- _Task statement_
Go through the listing below and show each line that has the word "icon".

- _Given information_
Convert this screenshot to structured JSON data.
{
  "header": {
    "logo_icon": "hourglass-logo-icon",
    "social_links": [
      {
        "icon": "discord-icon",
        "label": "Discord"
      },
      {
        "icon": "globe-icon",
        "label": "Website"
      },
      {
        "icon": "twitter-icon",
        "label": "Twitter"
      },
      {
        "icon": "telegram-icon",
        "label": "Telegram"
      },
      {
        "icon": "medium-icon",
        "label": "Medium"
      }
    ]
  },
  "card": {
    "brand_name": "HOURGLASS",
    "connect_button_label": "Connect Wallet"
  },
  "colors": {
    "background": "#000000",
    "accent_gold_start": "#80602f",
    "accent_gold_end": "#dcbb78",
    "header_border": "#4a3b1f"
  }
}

- _Task response_
    "logo_icon": "hourglass-logo-icon",
        "icon": "discord-icon",
        "icon": "globe-icon",
        "icon": "twitter-icon",
        "icon": "telegram-icon",
        "icon": "medium-icon",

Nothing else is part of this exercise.